(Stored dataset items)
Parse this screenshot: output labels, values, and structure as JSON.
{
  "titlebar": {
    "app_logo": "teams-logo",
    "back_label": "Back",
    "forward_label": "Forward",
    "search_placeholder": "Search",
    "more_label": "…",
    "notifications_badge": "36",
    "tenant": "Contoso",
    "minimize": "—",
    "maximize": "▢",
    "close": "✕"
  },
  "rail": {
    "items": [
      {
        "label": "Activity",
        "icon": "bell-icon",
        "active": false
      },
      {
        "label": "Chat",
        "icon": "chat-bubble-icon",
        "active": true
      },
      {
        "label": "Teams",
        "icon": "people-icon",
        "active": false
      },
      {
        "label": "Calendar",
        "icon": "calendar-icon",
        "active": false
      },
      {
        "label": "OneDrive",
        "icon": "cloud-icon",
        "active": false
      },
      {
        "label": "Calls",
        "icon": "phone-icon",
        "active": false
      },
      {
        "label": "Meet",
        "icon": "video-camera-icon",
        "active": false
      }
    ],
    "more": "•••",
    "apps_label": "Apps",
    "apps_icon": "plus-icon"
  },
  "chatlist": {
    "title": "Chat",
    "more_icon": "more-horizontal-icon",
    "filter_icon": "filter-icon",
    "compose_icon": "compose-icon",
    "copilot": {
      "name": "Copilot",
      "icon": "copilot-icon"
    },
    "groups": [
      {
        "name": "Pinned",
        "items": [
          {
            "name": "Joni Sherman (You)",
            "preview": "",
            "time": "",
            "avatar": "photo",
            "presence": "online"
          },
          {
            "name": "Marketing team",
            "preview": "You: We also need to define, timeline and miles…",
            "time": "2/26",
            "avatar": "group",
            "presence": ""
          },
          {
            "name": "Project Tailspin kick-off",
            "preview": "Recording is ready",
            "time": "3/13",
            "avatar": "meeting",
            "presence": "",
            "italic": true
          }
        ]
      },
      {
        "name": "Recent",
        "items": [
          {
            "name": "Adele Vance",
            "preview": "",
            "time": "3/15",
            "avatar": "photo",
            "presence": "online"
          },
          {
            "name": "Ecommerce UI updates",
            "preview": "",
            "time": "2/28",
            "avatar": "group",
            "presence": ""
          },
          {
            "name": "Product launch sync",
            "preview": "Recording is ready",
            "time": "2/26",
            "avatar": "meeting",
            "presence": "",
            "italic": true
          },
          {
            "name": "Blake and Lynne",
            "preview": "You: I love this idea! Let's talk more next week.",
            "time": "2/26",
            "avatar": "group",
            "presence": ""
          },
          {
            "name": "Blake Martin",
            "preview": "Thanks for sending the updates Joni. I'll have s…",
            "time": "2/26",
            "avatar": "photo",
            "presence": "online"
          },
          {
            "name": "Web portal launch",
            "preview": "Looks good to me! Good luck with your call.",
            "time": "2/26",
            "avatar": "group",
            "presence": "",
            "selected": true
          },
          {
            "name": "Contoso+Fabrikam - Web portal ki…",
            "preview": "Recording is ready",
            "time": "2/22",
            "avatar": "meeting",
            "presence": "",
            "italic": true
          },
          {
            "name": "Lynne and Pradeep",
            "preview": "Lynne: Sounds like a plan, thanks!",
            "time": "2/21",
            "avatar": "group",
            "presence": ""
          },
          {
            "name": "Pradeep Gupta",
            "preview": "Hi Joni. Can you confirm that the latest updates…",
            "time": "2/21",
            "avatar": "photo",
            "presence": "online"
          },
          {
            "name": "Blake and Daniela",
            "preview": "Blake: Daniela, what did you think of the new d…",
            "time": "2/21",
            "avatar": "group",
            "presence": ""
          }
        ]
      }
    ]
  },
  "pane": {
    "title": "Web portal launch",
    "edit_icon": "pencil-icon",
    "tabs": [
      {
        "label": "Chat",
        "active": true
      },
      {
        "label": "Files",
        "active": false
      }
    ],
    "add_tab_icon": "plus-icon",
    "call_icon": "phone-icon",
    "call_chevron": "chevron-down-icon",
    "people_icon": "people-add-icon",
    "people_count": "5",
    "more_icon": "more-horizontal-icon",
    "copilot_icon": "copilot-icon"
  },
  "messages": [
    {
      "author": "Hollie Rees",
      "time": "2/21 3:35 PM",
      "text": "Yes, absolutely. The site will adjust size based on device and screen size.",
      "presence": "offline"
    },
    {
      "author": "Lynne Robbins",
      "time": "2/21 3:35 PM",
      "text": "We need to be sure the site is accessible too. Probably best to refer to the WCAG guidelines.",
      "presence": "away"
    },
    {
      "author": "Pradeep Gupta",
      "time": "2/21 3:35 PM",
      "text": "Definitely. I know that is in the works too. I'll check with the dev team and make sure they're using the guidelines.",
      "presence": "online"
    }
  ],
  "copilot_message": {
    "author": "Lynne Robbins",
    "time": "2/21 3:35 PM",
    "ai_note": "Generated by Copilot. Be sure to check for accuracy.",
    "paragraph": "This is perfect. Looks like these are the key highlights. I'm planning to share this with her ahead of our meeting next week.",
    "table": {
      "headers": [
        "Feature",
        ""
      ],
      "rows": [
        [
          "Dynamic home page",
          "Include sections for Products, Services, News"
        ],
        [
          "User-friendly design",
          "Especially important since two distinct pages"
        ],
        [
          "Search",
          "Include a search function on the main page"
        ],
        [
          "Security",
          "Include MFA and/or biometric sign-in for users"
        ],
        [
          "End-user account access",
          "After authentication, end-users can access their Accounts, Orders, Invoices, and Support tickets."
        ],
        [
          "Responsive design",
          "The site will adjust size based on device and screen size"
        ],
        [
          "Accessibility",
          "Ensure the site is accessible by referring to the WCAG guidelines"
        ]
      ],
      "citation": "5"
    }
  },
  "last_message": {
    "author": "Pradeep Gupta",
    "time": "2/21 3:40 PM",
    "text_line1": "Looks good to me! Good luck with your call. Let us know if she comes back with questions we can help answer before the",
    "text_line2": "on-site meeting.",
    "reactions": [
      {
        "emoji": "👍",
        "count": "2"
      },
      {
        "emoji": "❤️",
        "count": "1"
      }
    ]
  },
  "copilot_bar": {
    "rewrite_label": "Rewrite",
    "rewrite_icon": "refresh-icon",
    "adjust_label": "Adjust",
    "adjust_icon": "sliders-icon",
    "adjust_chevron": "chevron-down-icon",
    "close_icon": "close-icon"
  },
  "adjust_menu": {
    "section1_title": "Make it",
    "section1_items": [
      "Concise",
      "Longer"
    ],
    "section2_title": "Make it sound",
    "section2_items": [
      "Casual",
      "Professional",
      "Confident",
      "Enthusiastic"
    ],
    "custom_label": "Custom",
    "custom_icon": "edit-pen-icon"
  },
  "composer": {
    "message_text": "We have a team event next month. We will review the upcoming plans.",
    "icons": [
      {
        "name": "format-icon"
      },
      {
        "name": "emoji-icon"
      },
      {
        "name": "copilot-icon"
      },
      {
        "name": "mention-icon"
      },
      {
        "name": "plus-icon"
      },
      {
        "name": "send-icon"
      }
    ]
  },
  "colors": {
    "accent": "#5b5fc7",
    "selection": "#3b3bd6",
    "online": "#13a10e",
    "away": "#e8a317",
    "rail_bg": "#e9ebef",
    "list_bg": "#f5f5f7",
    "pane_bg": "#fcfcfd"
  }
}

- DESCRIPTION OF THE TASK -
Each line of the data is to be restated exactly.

- RESULT BELOW -
Parse this screenshot: output labels, values, and structure as JSON.
{
  "titlebar": {
    "app_logo": "teams-logo",
    "back_label": "Back",
    "forward_label": "Forward",
    "search_placeholder": "Search",
    "more_label": "…",
    "notifications_badge": "36",
    "tenant": "Contoso",
    "minimize": "—",
    "maximize": "▢",
    "close": "✕"
  },
  "rail": {
    "items": [
      {
        "label": "Activity",
        "icon": "bell-icon",
        "active": false
      },
      {
        "label": "Chat",
        "icon": "chat-bubble-icon",
        "active": true
      },
      {
        "label": "Teams",
        "icon": "people-icon",
        "active": false
      },
      {
        "label": "Calendar",
        "icon": "calendar-icon",
        "active": false
      },
      {
        "label": "OneDrive",
        "icon": "cloud-icon",
        "active": false
      },
      {
        "label": "Calls",
        "icon": "phone-icon",
        "active": false
      },
      {
        "label": "Meet",
        "icon": "video-camera-icon",
        "active": false
      }
    ],
    "more": "•••",
    "apps_label": "Apps",
    "apps_icon": "plus-icon"
  },
  "chatlist": {
    "title": "Chat",
    "more_icon": "more-horizontal-icon",
    "filter_icon": "filter-icon",
    "compose_icon": "compose-icon",
    "copilot": {
      "name": "Copilot",
      "icon": "copilot-icon"
    },
    "groups": [
      {
        "name": "Pinned",
        "items": [
          {
            "name": "Joni Sherman (You)",
            "preview": "",
            "time": "",
            "avatar": "photo",
            "presence": "online"
          },
          {
            "name": "Marketing team",
            "preview": "You: We also need to define, timeline and miles…",
            "time": "2/26",
            "avatar": "group",
            "presence": ""
          },
          {
            "name": "Project Tailspin kick-off",
            "preview": "Recording is ready",
            "time": "3/13",
            "avatar": "meeting",
            "presence": "",
            "italic": true
          }
        ]
      },
      {
        "name": "Recent",
        "items": [
          {
            "name": "Adele Vance",
            "preview": "",
            "time": "3/15",
            "avatar": "photo",
            "presence": "online"
          },
          {
            "name": "Ecommerce UI updates",
            "preview": "",
            "time": "2/28",
            "avatar": "group",
            "presence": ""
          },
          {
            "name": "Product launch sync",
            "preview": "Recording is ready",
            "time": "2/26",
            "avatar": "meeting",
            "presence": "",
            "italic": true
          },
          {
            "name": "Blake and Lynne",
            "preview": "You: I love this idea! Let's talk more next week.",
            "time": "2/26",
            "avatar": "group",
            "presence": ""
          },
          {
            "name": "Blake Martin",
            "preview": "Thanks for sending the updates Joni. I'll have s…",
            "time": "2/26",
            "avatar": "photo",
            "presence": "online"
          },
          {
            "name": "Web portal launch",
            "preview": "Looks good to me! Good luck with your call.",
            "time": "2/26",
            "avatar": "group",
            "presence": "",
            "selected": true
          },
          {
            "name": "Contoso+Fabrikam - Web portal ki…",
            "preview": "Recording is ready",
            "time": "2/22",
            "avatar": "meeting",
            "presence": "",
            "italic": true
          },
          {
            "name": "Lynne and Pradeep",
            "preview": "Lynne: Sounds like a plan, thanks!",
            "time": "2/21",
            "avatar": "group",
            "presence": ""
          },
          {
            "name": "Pradeep Gupta",
            "preview": "Hi Joni. Can you confirm that the latest updates…",
            "time": "2/21",
            "avatar": "photo",
            "presence": "online"
          },
          {
            "name": "Blake and Daniela",
            "preview": "Blake: Daniela, what did you think of the new d…",
            "time": "2/21",
            "avatar": "group",
            "presence": ""
          }
        ]
      }
    ]
  },
  "pane": {
    "title": "Web portal launch",
    "edit_icon": "pencil-icon",
    "tabs": [
      {
        "label": "Chat",
        "active": true
      },
      {
        "label": "Files",
        "active": false
      }
    ],
    "add_tab_icon": "plus-icon",
    "call_icon": "phone-icon",
    "call_chevron": "chevron-down-icon",
    "people_icon": "people-add-icon",
    "people_count": "5",
    "more_icon": "more-horizontal-icon",
    "copilot_icon": "copilot-icon"
  },
  "messages": [
    {
      "author": "Hollie Rees",
      "time": "2/21 3:35 PM",
      "text": "Yes, absolutely. The site will adjust size based on device and screen size.",
      "presence": "offline"
    },
    {
      "author": "Lynne Robbins",
      "time": "2/21 3:35 PM",
      "text": "We need to be sure the site is accessible too. Probably best to refer to the WCAG guidelines.",
      "presence": "away"
    },
    {
      "author": "Pradeep Gupta",
      "time": "2/21 3:35 PM",
      "text": "Definitely. I know that is in the works too. I'll check with the dev team and make sure they're using the guidelines.",
      "presence": "online"
    }
  ],
  "copilot_message": {
    "author": "Lynne Robbins",
    "time": "2/21 3:35 PM",
    "ai_note": "Generated by Copilot. Be sure to check for accuracy.",
    "paragraph": "This is perfect. Looks like these are the key highlights. I'm planning to share this with her ahead of our meeting next week.",
    "table": {
      "headers": [
        "Feature",
        ""
      ],
      "rows": [
        [
          "Dynamic home page",
          "Include sections for Products, Services, News"
        ],
        [
          "User-friendly design",
          "Especially important since two distinct pages"
        ],
        [
          "Search",
          "Include a search function on the main page"
        ],
        [
          "Security",
          "Include MFA and/or biometric sign-in for users"
        ],
        [
          "End-user account access",
          "After authentication, end-users can access their Accounts, Orders, Invoices, and Support tickets."
        ],
        [
          "Responsive design",
          "The site will adjust size based on device and screen size"
        ],
        [
          "Accessibility",
          "Ensure the site is accessible by referring to the WCAG guidelines"
        ]
      ],
      "citation": "5"
    }
  },
  "last_message": {
    "author": "Pradeep Gupta",
    "time": "2/21 3:40 PM",
    "text_line1": "Looks good to me! Good luck with your call. Let us know if she comes back with questions we can help answer before the",
    "text_line2": "on-site meeting.",
    "reactions": [
      {
        "emoji": "👍",
        "count": "2"
      },
      {
        "emoji": "❤️",
        "count": "1"
      }
    ]
  },
  "copilot_bar": {
    "rewrite_label": "Rewrite",
    "rewrite_icon": "refresh-icon",
    "adjust_label": "Adjust",
    "adjust_icon": "sliders-icon",
    "adjust_chevron": "chevron-down-icon",
    "close_icon": "close-icon"
  },
  "adjust_menu": {
    "section1_title": "Make it",
    "section1_items": [
      "Concise",
      "Longer"
    ],
    "section2_title": "Make it sound",
    "section2_items": [
      "Casual",
      "Professional",
      "Confident",
      "Enthusiastic"
    ],
    "custom_label": "Custom",
    "custom_icon": "edit-pen-icon"
  },
  "composer": {
    "message_text": "We have a team event next month. We will review the upcoming plans.",
    "icons": [
      {
        "name": "format-icon"
      },
      {
        "name": "emoji-icon"
      },
      {
        "name": "copilot-icon"
      },
      {
        "name": "mention-icon"
      },
      {
        "name": "plus-icon"
      },
      {
        "name": "send-icon"
      }
    ]
  },
  "colors": {
    "accent": "#5b5fc7",
    "selection": "#3b3bd6",
    "online": "#13a10e",
    "away": "#e8a317",
    "rail_bg": "#e9ebef",
    "list_bg": "#f5f5f7",
    "pane_bg": "#fcfcfd"
  }
}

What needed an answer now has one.